Tourism professionals across the Middle East are furthering their efforts to increase their share of the USD168 billion global outbound Chinese tourism market, through a number of travel incentives. With 120 million outbound travelers in 2016 alone, China has retained its position as the world's largest outbound tourism market for the past four years, according to data released ahead of ATM. Simon Press, Senior Exhibition Director, ATM, said: "It's crucial that tourist hubs throughout the Middle East maximize their reach into mega-markets such as China. Demand cycles, budget trends, tech-savvy hotels, food and beverage, sightseeing, culture and heritage centers, can easily be met in many key destinations across the region."
A number of travel incentives introduced into the region over recent months include visas on arrival for Chinese nationals visiting Qatar and the UAE. The private sector is also employing more Cantonese and Mandarin speaking staff to help ease the language barrier and more Chinese businesses are operating their Middle East and Africa operations from the UAE. "With 4,000 mostly Chinese outlets, Dragon Mart retail center in Dubai, is a fine example of this," added Press. Initiatives such as the Qatar China 2016 Year of Culture have also helped boost the profile of Arab states, with arrivals into Doha from Asia and Oceania totaling 342,976 in the first half of last year. "There is every reason to believe that China will maintain its position as a top source market, moving forward.
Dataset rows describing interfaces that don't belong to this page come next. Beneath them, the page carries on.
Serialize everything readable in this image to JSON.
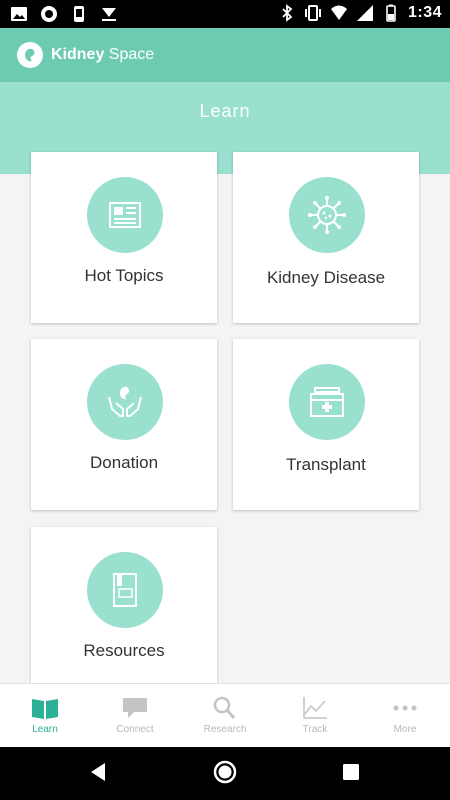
{
  "status_bar": {
    "time": "1:34",
    "left_icons": [
      "image-icon",
      "circle-icon",
      "phone-icon",
      "download-icon"
    ],
    "right_icons": [
      "bluetooth-icon",
      "vibrate-icon",
      "wifi-icon",
      "signal-icon",
      "battery-icon"
    ]
  },
  "app": {
    "brand_bold": "Kidney",
    "brand_rest": " Space",
    "accent": "#6ccbb0",
    "light_accent": "#9ae0cf"
  },
  "header": {
    "title": "Learn"
  },
  "cards": [
    {
      "label": "Hot Topics",
      "icon": "newspaper-icon"
    },
    {
      "label": "Kidney Disease",
      "icon": "virus-icon"
    },
    {
      "label": "Donation",
      "icon": "donation-hands-icon"
    },
    {
      "label": "Transplant",
      "icon": "medical-kit-icon"
    },
    {
      "label": "Resources",
      "icon": "book-icon"
    }
  ],
  "bottom_nav": [
    {
      "label": "Learn",
      "icon": "book-open-icon",
      "active": true
    },
    {
      "label": "Connect",
      "icon": "chat-bubble-icon",
      "active": false
    },
    {
      "label": "Research",
      "icon": "search-icon",
      "active": false
    },
    {
      "label": "Track",
      "icon": "chart-line-icon",
      "active": false
    },
    {
      "label": "More",
      "icon": "more-dots-icon",
      "active": false
    }
  ]
}
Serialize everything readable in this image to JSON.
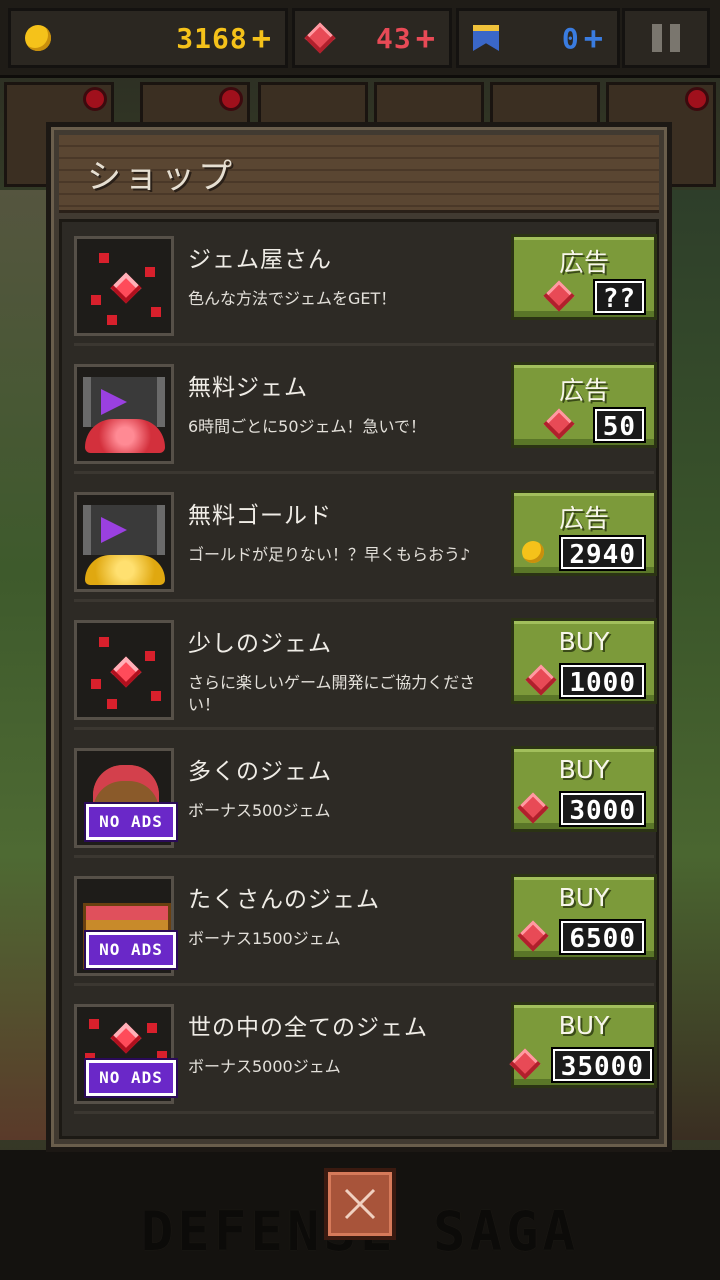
{
  "topbar": {
    "gold": "3168",
    "gems": "43",
    "tickets": "0",
    "plus": "+",
    "colors": {
      "gold": "#f5c21a",
      "gems": "#e84a56",
      "tickets": "#3a7ce0"
    }
  },
  "shop": {
    "title": "ショップ",
    "items": [
      {
        "name": "ジェム屋さん",
        "desc": "色んな方法でジェムをGET！",
        "button": "広告",
        "price": "??",
        "currency": "gem-icon"
      },
      {
        "name": "無料ジェム",
        "desc": "6時間ごとに50ジェム！急いで！",
        "button": "広告",
        "price": "50",
        "currency": "gem-icon"
      },
      {
        "name": "無料ゴールド",
        "desc": "ゴールドが足りない！？早くもらおう♪",
        "button": "広告",
        "price": "2940",
        "currency": "coin-icon"
      },
      {
        "name": "少しのジェム",
        "desc": "さらに楽しいゲーム開発にご協力ください！",
        "button": "BUY",
        "price": "1000",
        "currency": "gem-icon"
      },
      {
        "name": "多くのジェム",
        "desc": "ボーナス500ジェム",
        "button": "BUY",
        "price": "3000",
        "currency": "gem-icon",
        "badge": "NO ADS"
      },
      {
        "name": "たくさんのジェム",
        "desc": "ボーナス1500ジェム",
        "button": "BUY",
        "price": "6500",
        "currency": "gem-icon",
        "badge": "NO ADS"
      },
      {
        "name": "世の中の全てのジェム",
        "desc": "ボーナス5000ジェム",
        "button": "BUY",
        "price": "35000",
        "currency": "gem-icon",
        "badge": "NO ADS"
      }
    ]
  },
  "footer": {
    "logo": "DEFENSE SAGA"
  },
  "colors": {
    "button_green": "#7c9a3a",
    "badge_purple": "#6a28c8",
    "close_button": "#a8543a"
  }
}
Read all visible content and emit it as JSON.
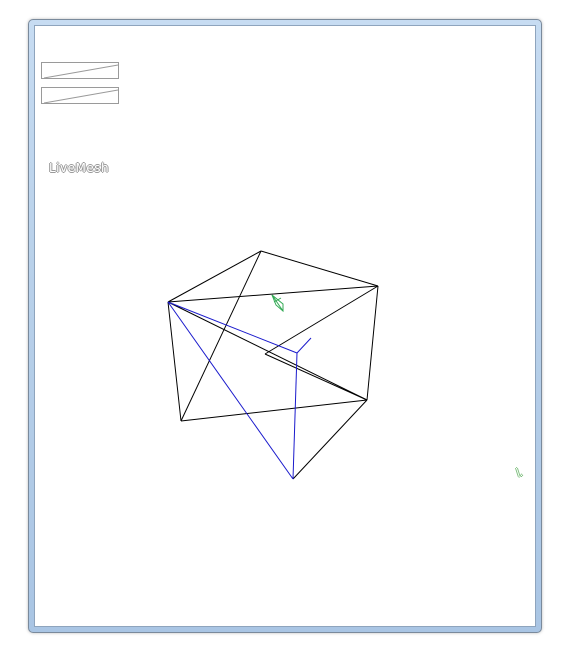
{
  "toolbar": {
    "buttons": [
      {
        "name": "view-toggle-1"
      },
      {
        "name": "view-toggle-2"
      }
    ]
  },
  "viewport": {
    "label": "LiveMesh",
    "axis_label": "\\."
  },
  "colors": {
    "frame": "#b9d1ea",
    "edges": "#000000",
    "highlight_edges": "#1a1acc",
    "marker": "#33aa55"
  }
}
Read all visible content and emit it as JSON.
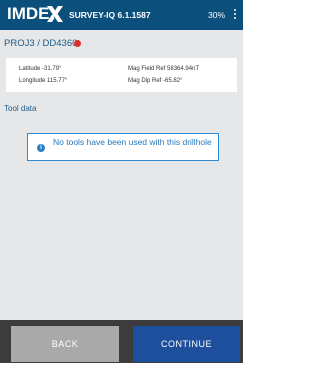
{
  "header": {
    "logo_text": "IMDEX",
    "app_name": "SURVEY-IQ 6.1.1587",
    "battery": "30%"
  },
  "drillhole": {
    "title": "PROJ3 / DD4360"
  },
  "coords": {
    "latitude": "Latitude  -31.79°",
    "longitude": "Longitude  115.77°",
    "mag_field": "Mag Field Ref  58364.94nT",
    "mag_dip": "Mag Dip Ref  -65.82°"
  },
  "tool_data": {
    "label": "Tool data",
    "notice": "No tools have been used with this drillhole"
  },
  "buttons": {
    "back": "BACK",
    "continue": "CONTINUE"
  },
  "colors": {
    "header_bg": "#0b4f7c",
    "accent": "#2b8ad1",
    "status_red": "#e02b2b",
    "continue_bg": "#1e4f9c",
    "back_bg": "#a9a9a9"
  }
}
Currently 13 Chinese cities, including Beijing, Guangzhou, Shanghai and Shenzhen, as well as Hong Kong and Taipei, are connected to Dubai with more than 100 weekly flights," said Press.